Burr urged Tauzin to hold public hearings and begin a "long and in-depth process" to examine the funding levels. "These are federal funds," he says. "We have an obligation to make sure they're used in the most effective way and that all stations are treated fairly."
At the same time, the annual CPB funding process was grinding away. A House subcommittee proposed appropriating $365 million for CPB, which would make fiscal year 2004 the first no-growth year for the corporation since 1999. John Lawson, president of APTS, says the CSG issue was a major factor in keeping the appropriation flat.
Seemingly unmoved by the flap in the House, a Senate subcommittee proposed funding CPB at $395 million, the full amount sought by public TV lobbyists. The House and Senate bills will be reconciled in Congress, and APTS is uncertain how the CSG issue will affect the process.

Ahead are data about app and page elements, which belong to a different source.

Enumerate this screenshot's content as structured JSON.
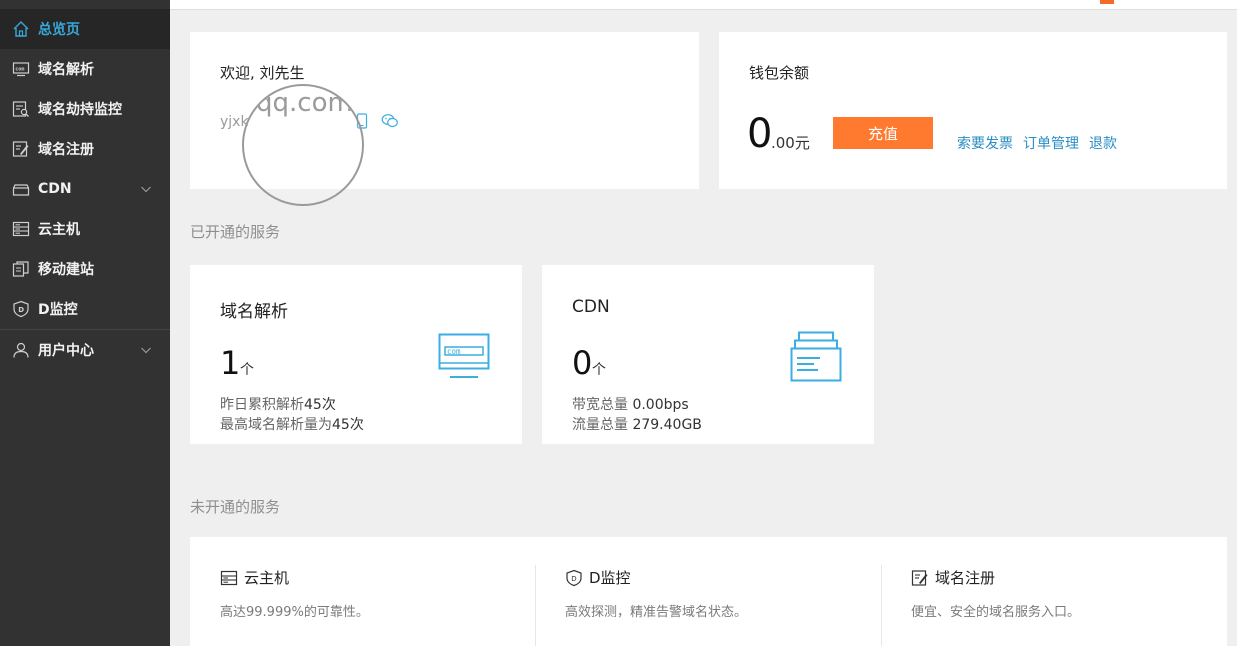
{
  "sidebar": {
    "items": [
      {
        "label": "总览页",
        "icon": "home-icon"
      },
      {
        "label": "域名解析",
        "icon": "com-icon"
      },
      {
        "label": "域名劫持监控",
        "icon": "monitor-search-icon"
      },
      {
        "label": "域名注册",
        "icon": "register-icon"
      },
      {
        "label": "CDN",
        "icon": "box-icon"
      },
      {
        "label": "云主机",
        "icon": "server-icon"
      },
      {
        "label": "移动建站",
        "icon": "mobile-site-icon"
      },
      {
        "label": "D监控",
        "icon": "shield-d-icon"
      },
      {
        "label": "用户中心",
        "icon": "user-icon"
      }
    ]
  },
  "welcome": {
    "title": "欢迎, 刘先生",
    "account": "yjxk",
    "magnified_text": "qq.com"
  },
  "wallet": {
    "title": "钱包余额",
    "balance_integer": "0",
    "balance_fraction": ".00元",
    "recharge_label": "充值",
    "links": [
      "索要发票",
      "订单管理",
      "退款"
    ]
  },
  "sections": {
    "active_title": "已开通的服务",
    "inactive_title": "未开通的服务"
  },
  "active_services": [
    {
      "name": "域名解析",
      "count": "1",
      "unit": "个",
      "line1_label": "昨日累积解析",
      "line1_value": "45次",
      "line2_label": "最高域名解析量为",
      "line2_value": "45次",
      "icon": "com-monitor-illustration"
    },
    {
      "name": "CDN",
      "count": "0",
      "unit": "个",
      "line1_label": "带宽总量 ",
      "line1_value": "0.00bps",
      "line2_label": "流量总量 ",
      "line2_value": "279.40GB",
      "icon": "stacked-docs-illustration"
    }
  ],
  "inactive_services": [
    {
      "name": "云主机",
      "desc": "高达99.999%的可靠性。",
      "icon": "server-icon"
    },
    {
      "name": "D监控",
      "desc": "高效探测，精准告警域名状态。",
      "icon": "shield-d-icon"
    },
    {
      "name": "域名注册",
      "desc": "便宜、安全的域名服务入口。",
      "icon": "register-icon"
    }
  ],
  "colors": {
    "sidebar_bg": "#323232",
    "active_nav": "#37a8d7",
    "accent_orange": "#ff7a2f",
    "link_blue": "#2a8ec4",
    "illustration_blue": "#3aaee0"
  }
}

The FCC ruling in mid-October allowing public TV stations to use excess digital spectrum to generate commercial revenue made matters worse. Confusion over the scope of the decision led to exaggerated press accounts of Big Bird doing on-air commercials. Rep. Cliff Stearns (R-Fla.) proposed taking $12 million away from CPB's 2004 allocation because of stations' new moneymaking powers. The Stearns' amendment was defeated 107-312.
All of this led Tauzin's committee to propose an Oct. 31 hearing to examine how CPB distributes its funds and what the FCC ruling would do, according to a House spokesman. Last week, just days after the CSG review panel released its recommendations, the hearing was postponed indefinitely.
According to CPB, the TV panel had been crafting its proposal for ten months as part of a periodic review of the grants formula, and the North Carolina complaint was already under consideration.
The suggested transmitter credit tweaks the formula by adding 5 percent of a licensee's base grant if it has three transmitters, 7.5 percent if four, 10 percent if five, 20 percent if six, and so on, up to a total of 80 percent of a base grant. Those with lots of low-power translators could count 10 of them as one transmitter.
For the roughly 35 licensees that pay more in PBS dues than they receive from CSGs, all but a handful should see that gap disappear, Clark says. In total, the transmitter credit would restore about $3.8 million to the base grants of affected licensees.
Because the CPB appropriation is set to leap by $15 million from fiscal year 2002 to 2003, the year the credit kicks in, only a few licensees will see a sum loss in their grants when the CSG pie is resliced. CPB puts the number at less than 10. Russell says the amended formula "makes good policy sense."
Although many pubcasters are pleased to see UNC-TV's funding woes mitigated, many also objected to the way Congress was brought into a system issue.
"Going beyond CPB and PBS has been a real complication," says Maine PTV's Rob Gardiner. "Most managers are really mad at stations that go up on the Hill with independent agendas. It's been done in the past, and every time it's been a disaster."
South Carolina ETV President Moss Bresnahan agrees that the CSG needs to be adjusted to reflect the challenges of multitransmitter licensees, but he advises against taking internal problems to the Hill. "I understand the frustrations of some people," he says, "but there's no problem we can't solve ourselves."
But UNC-TV found no redress for its grievances within public broadcasting, according to Steve Volstad, a UNC-TV spokesman. "The issue had been discussed at great length for a number of years in the system," Volstad says. "We felt it was appropriate to let our legislators know."
Volstad says UNC-TV wouldn't have gone to the Hill if it didn't think the issue was of "significant concern to the entire system and Congress."
Meanwhile, the PBS Finance Committee is reviewing its dues structures and plans to announce its proposed changes after the CSG panel finishes its work. After seeking comment on its recommendations, the 2001 CSG review panel plans to draft a final report at its meeting in San Francisco late this month. The proposal will then go the CPB board for approval.